In 1862, Baker wrote about joining the army and his travels after signing up. He wrote from Fairfax, Va.; Sandy Hook, Md.; Loudon Heights, Va.; and Fairfax, Va. He wrote about Burnside's replacement of McClellan as commander of the Army of the Potomac. A December letter describes a typical day's activities. On 13 November, he discussed the problem of drunkenness in the Army. On 23 October, he referred to the Emancipation Proclamation. On 10 September, he described his impressions of Baltimore ("a stinking hole"), Philadelphia, and Washington, D.C. In a letter dated 28 October, he discussed the sergeants with whom he worked. Another letter, dated 2 November, details the primitive living conditions of southerners. He also frequently mentioned difficulties with pay, described the food the Army was eating, and requested that his sisters send him specific food and clothing items.
In 1863, Baker wrote from Stafford Court House, Leesburg, Va.; Frederick, Md.; Pleasant Valley, Md.; and Riker's Island, N.Y. The letter of 24 May contains "a history of doing picket," Baker's explanation to his family of the duties and procedure of picket duty. The letters of 8, 11, 13, and 16 May describe the Battle of Chancellorsville, attributing the defeat to cowardice. They also tell of the death of a friend and defend another from a charge of cowardice. In the letter of 21 June, Baker discussed the execution of deserters by firing squad and the subsequent parade of the regiment past their bodies. His letter of 11 September described new conscripts to the army. He discussed on 1 February drinking problems in the regiment. Some of these letters include Baker's complaints that a drinking buddy of his captain was to be promoted to first lieutenant over Baker; he threatened to resign if this happened. Baker apparently wrote to his state senator about the matter as there is a reply from state Senator Ralph Richards discussing the matter.
In 1864, Baker wrote from Riker's Island, N.Y.; Hart's Island, N.Y.; Chattanooga, Tenn.; and Atlanta, Ga. The letter of 3 September contains a detailed description of the invasion of Atlanta. On 19 October, Baker described a foraging expedition into the country and a woman's reaction when the men took her cow. The letter of 21 October discusses the presidential election and tells the total number of votes for each candidate from the regiment. He mentioned that the regiment was about to start for Savannah and that he would have no opportunity to post letters from there.
In 1865, Baker wrote from Sister's Ferry, S.C.; Goldsboro, N.C.; Raleigh, N.C.; and Fairfax, Va. Most of these letters concern his sister Lizzie's death. Arriving in North Carolina, he described the atmosphere in Raleigh after word of Johnson's surrender to Sherman. He discussed his post-war plans and his hopes for a quick demobilization of the troops.

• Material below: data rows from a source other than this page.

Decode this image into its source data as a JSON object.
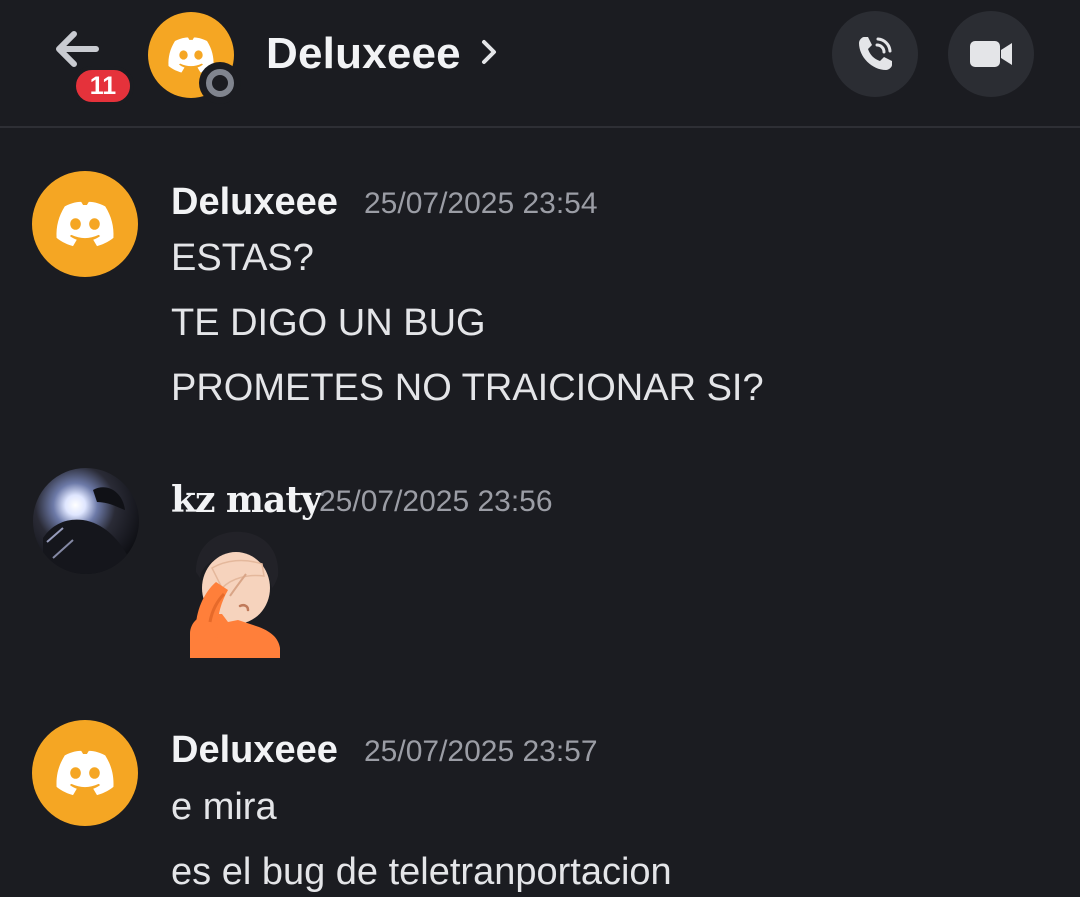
{
  "header": {
    "back_badge": "11",
    "title": "Deluxeee",
    "status": "offline",
    "icons": {
      "back": "arrow-left-icon",
      "chevron": "chevron-right-icon",
      "call": "phone-icon",
      "video": "video-camera-icon",
      "avatar": "discord-logo-icon"
    }
  },
  "colors": {
    "background": "#1b1c21",
    "avatar_yellow": "#f5a623",
    "badge_red": "#e5323b",
    "button_bg": "#2b2d33",
    "timestamp": "#9b9da5"
  },
  "messages": [
    {
      "author": "Deluxeee",
      "timestamp": "25/07/2025 23:54",
      "avatar": "discord-logo-icon",
      "lines": [
        "ESTAS?",
        "TE DIGO UN BUG",
        "PROMETES NO TRAICIONAR SI?"
      ]
    },
    {
      "author": "kz maty",
      "timestamp": "25/07/2025 23:56",
      "avatar": "user-photo",
      "emoji": "person-facepalming"
    },
    {
      "author": "Deluxeee",
      "timestamp": "25/07/2025 23:57",
      "avatar": "discord-logo-icon",
      "lines": [
        "e mira",
        "es el bug de teletranportacion"
      ]
    }
  ]
}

On 18 April, he discussed Johnson's surrender, the death of Lincoln, and his hatred of Copperheads (Southern sympathizers in the North).
Post-war letters include one in 1877 from Baker written on stationery identifying him as the sheriff of Washington Country, N.Y. Later stationery shows him to be a dealer of hardware, stoves, tin, and sheet-iron. Letters to and from the sisters show that Frances moved out to Kansas City and then to Ohio to teach. Letters from Baker's mother indicate that she lived into her 80s.
Undated papers include what appears to be a geography lesson one of the sisters created for her class and a poem one of the girls wrote as a child. Also included are a few letters to Frances from her mother and one from Frances to Ellen discussing fashion of the day.
Processed by: Jennifer Rawlings, April 1998
Encoded by: Linda Sellars, October 1998
Updated by: Laura Hart, March 2021Back to Top